This is probably one of the most impressive wind shear environments I have ever seen on the Southern Great Plains — that’s actually not an exaggeration. There are only a couple of days I can think of that rival it, and I suspect this day will be a lot like those.

A broken band of storms should form 3-4 p.m. today in the Texas Panhandle and quickly grow into a line. Along that line, damaging wind gusts (perhaps widespread reports of 80 mph or more) along with a few tornadoes will be a threat. But…there are some caveats.

Let’s dive in.


What else is there to say about the strength of this storm system actually interacting with some unstable air? The winds in the atmosphere are just incredibly high end with this system.

I’m sorry if you aren’t up to date with reading Skew-Ts (you can learn on our website) — but this is just extreme in terms of winds. The 0-6km shear of 106kt is the highest I can ever remember. The 0-1km SRH of 790 m2/s2 is similar. Just insane.

But Thermodynamics?

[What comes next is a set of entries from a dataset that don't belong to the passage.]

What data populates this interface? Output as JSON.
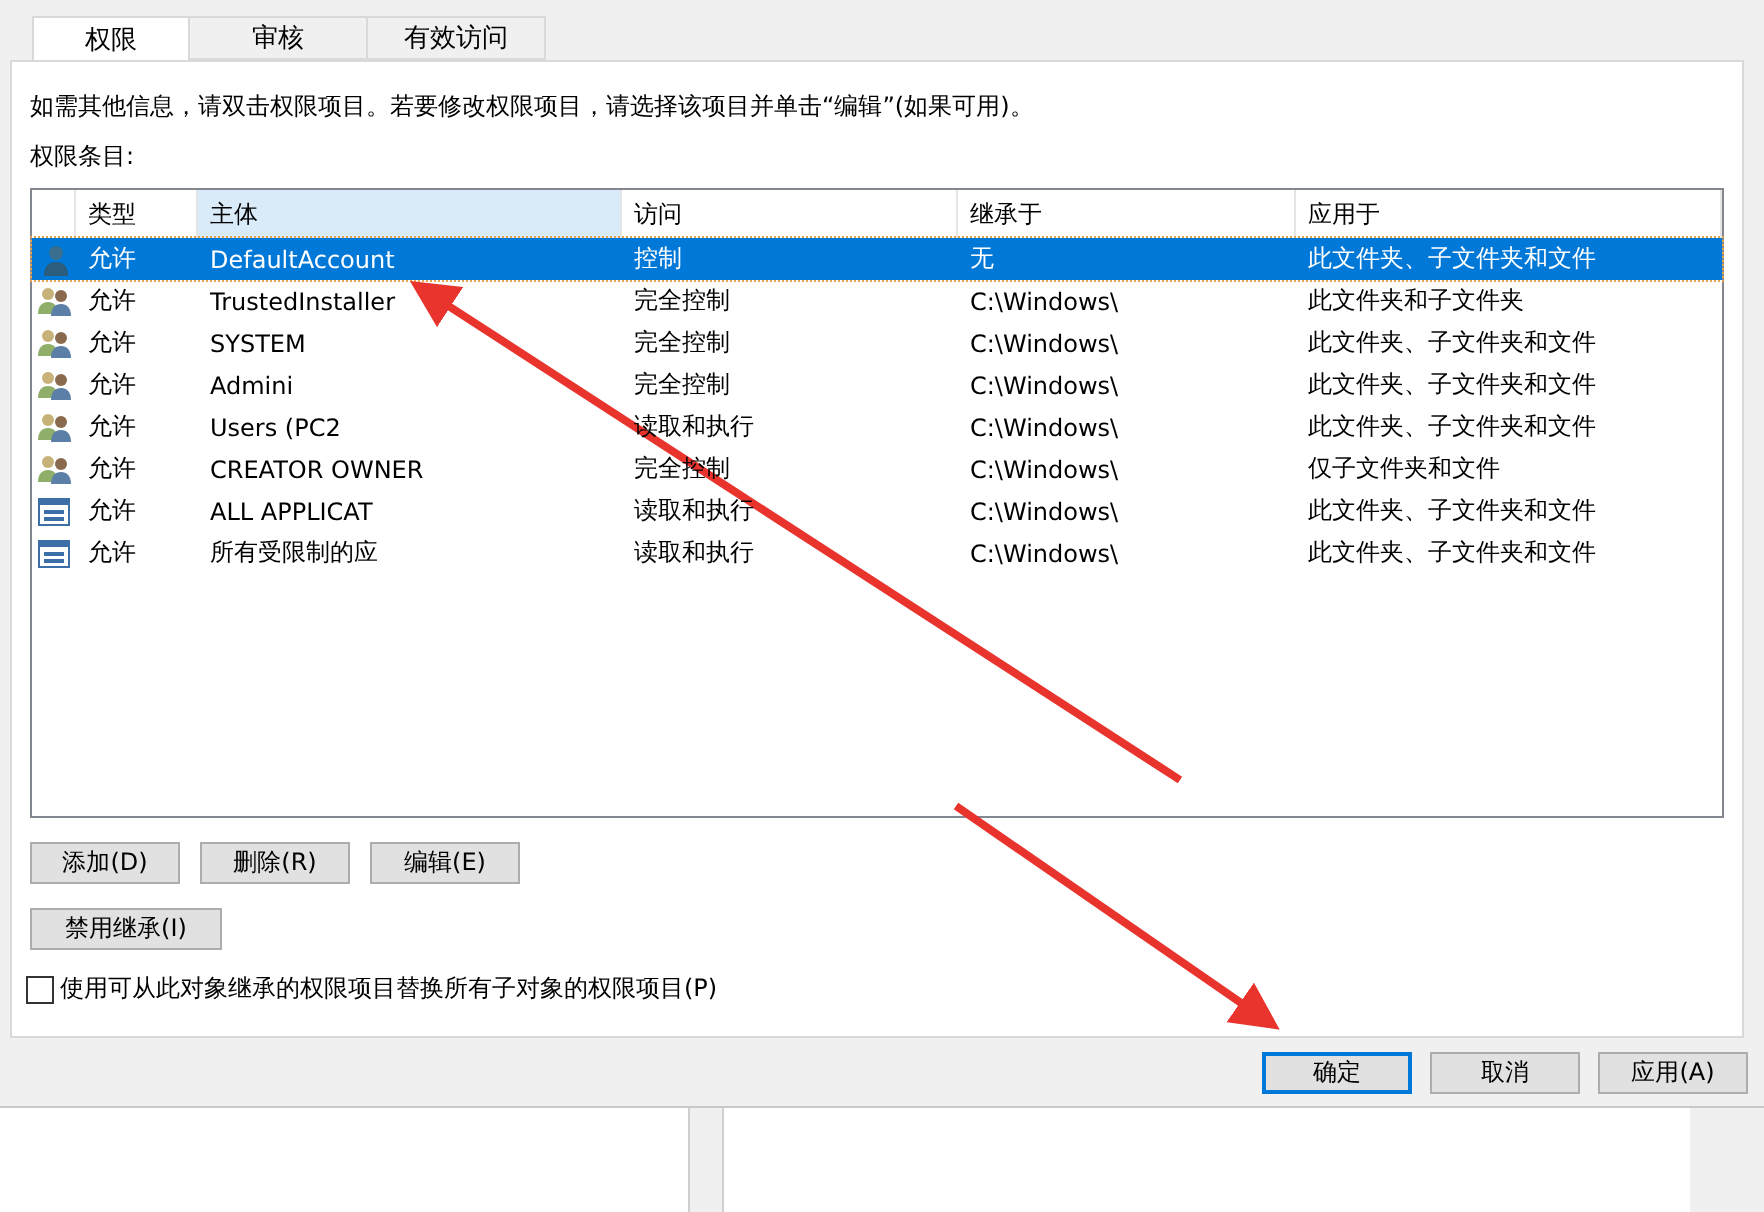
{
  "tabs": [
    {
      "label": "权限",
      "selected": true
    },
    {
      "label": "审核",
      "selected": false
    },
    {
      "label": "有效访问",
      "selected": false
    }
  ],
  "info_text": "如需其他信息，请双击权限项目。若要修改权限项目，请选择该项目并单击“编辑”(如果可用)。",
  "list_label": "权限条目:",
  "table": {
    "columns": [
      {
        "label": "类型",
        "highlighted": false
      },
      {
        "label": "主体",
        "highlighted": true
      },
      {
        "label": "访问",
        "highlighted": false
      },
      {
        "label": "继承于",
        "highlighted": false
      },
      {
        "label": "应用于",
        "highlighted": false
      }
    ],
    "rows": [
      {
        "kind": "user",
        "selected": true,
        "cells": [
          "允许",
          "DefaultAccount",
          "控制",
          "无",
          "此文件夹、子文件夹和文件"
        ]
      },
      {
        "kind": "group",
        "selected": false,
        "cells": [
          "允许",
          "TrustedInstaller",
          "完全控制",
          "C:\\Windows\\",
          "此文件夹和子文件夹"
        ]
      },
      {
        "kind": "group",
        "selected": false,
        "cells": [
          "允许",
          "SYSTEM",
          "完全控制",
          "C:\\Windows\\",
          "此文件夹、子文件夹和文件"
        ]
      },
      {
        "kind": "group",
        "selected": false,
        "cells": [
          "允许",
          "Admini",
          "完全控制",
          "C:\\Windows\\",
          "此文件夹、子文件夹和文件"
        ]
      },
      {
        "kind": "group",
        "selected": false,
        "cells": [
          "允许",
          "Users (PC2",
          "读取和执行",
          "C:\\Windows\\",
          "此文件夹、子文件夹和文件"
        ]
      },
      {
        "kind": "group",
        "selected": false,
        "cells": [
          "允许",
          "CREATOR OWNER",
          "完全控制",
          "C:\\Windows\\",
          "仅子文件夹和文件"
        ]
      },
      {
        "kind": "package",
        "selected": false,
        "cells": [
          "允许",
          "ALL APPLICAT",
          "读取和执行",
          "C:\\Windows\\",
          "此文件夹、子文件夹和文件"
        ]
      },
      {
        "kind": "package",
        "selected": false,
        "cells": [
          "允许",
          "所有受限制的应",
          "读取和执行",
          "C:\\Windows\\",
          "此文件夹、子文件夹和文件"
        ]
      }
    ]
  },
  "entry_buttons": [
    "添加(D)",
    "删除(R)",
    "编辑(E)"
  ],
  "inherit_button": "禁用继承(I)",
  "replace_option": {
    "label": "使用可从此对象继承的权限项目替换所有子对象的权限项目(P)",
    "checked": false
  },
  "dialog_buttons": [
    {
      "label": "确定",
      "focused": true
    },
    {
      "label": "取消",
      "focused": false
    },
    {
      "label": "应用(A)",
      "focused": false
    }
  ]
}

Let me be clear: the atmosphere looks really insane everywhere except at the surface. If something is going to hold the potential back today the cold surface temps and lower moisture quality are definitely the flies in the ointment. The sounding above is from one of the more realistic models out there this morning in terms of what the trends are at the surface. That model shows a pronounced near-surface stable layer.

  • Models have had a bias of warm/moist this morning which is resulting in the reliable HREF also having a warm/moist bias this morning.
  • Thermodynamics are very questionable, so even a couple/few degrees cooler on dews or temperature may make the near-surface stable layer too deep even for this wind shear.
  • There will be a narrow zone of weak surface instability to the west near the dryline, but moisture should be on the low-end, even for the Panhandles.
  • Overall this is the ultimate example of a low instability/high shear storm setup. However, it is also perhaps one of the only times I’ve seen high tornado probabilities in the same place nearly every model is forecasting such a pronounced near-surface stable layer. So this feels like new territory even still.
The HREF shows low-mid 60s temperatures making their way into Oklahoma with 50s common up into Kansas.
60 dewpoints should surge north across the Red River after sunset, but the northern extent shown by the HREF is contaminated with some pretty poor model members so it probably won’t be this aggressive.
As of 10:45 a.m. this morning, extensive and thick clouds (even with some embedded thunderstorms) are in place across much of the moderate risk area. The clouds should clear from west to east today, but it may be mid-late afternoon before they do. This isn’t May, so an hour or two of sunshine probably won’t cut it further east.

Extreme winds = Extreme Motions

We’ve already gone over the numbers on how intense the wind shear is. But when you have intense winds like this, storms are going to move much faster. In today’s case, that means individual cells will be moving at highway speeds (60 mph+). I would not be surprised to see warnings for 80mph storm motions today.

Storm Mode

Typically we talk about crowded storm modes as a big detriment to tornado formation — there is always one exception to this and that’s when you get a QLCS in an extreme shear environment. These types of lines can have strong and quick forming circulations on the front side of the line.

  • For the science nerds out there, science is showing an increasing frequency of QLCS tornado events with time.
  • The magnitude of the tornado threat today is going to depend on the depth of the near surface stable layer. Some models make it thick enough that I honestly have a hard time seeing tornadoes happening — some are right at doable for storms.
I tend to favor the HRRR for storm mode evolution on the day of a storm chase. I think it has a good handle on a line of cells marching across the region from Kansas all the way into Texas. Some embedded rotations in the line will be possible.
The HREF is showing the greatest potential for rotating storms today across W/SW Oklahoma.

The Bottom Line

Very fast storm motions within a linear complex is going to make tonight an absolute terror to warn on. There is a chance that the poor thermodynamics save our bacon, making it hard to mix down extremely damaging winds or spin up tornadoes. The QLCS spin ups can happen all in one radar scan, meaning tornado warnings may come after a tornado has already formed and lifted. That’s the challenging nature of these. But, until we see any evidence of the poor thermodynamics limiting the threat, you probably need to prepare and plan to take shelter as the line passes you. From a storm chasing perspective, this is a pretty low-end setup if your goal is good imagery.

And hey, with the storm motions being so fast, that will probably only be for a few minutes. If nothing else, call it a good test run of your tornado safety plan.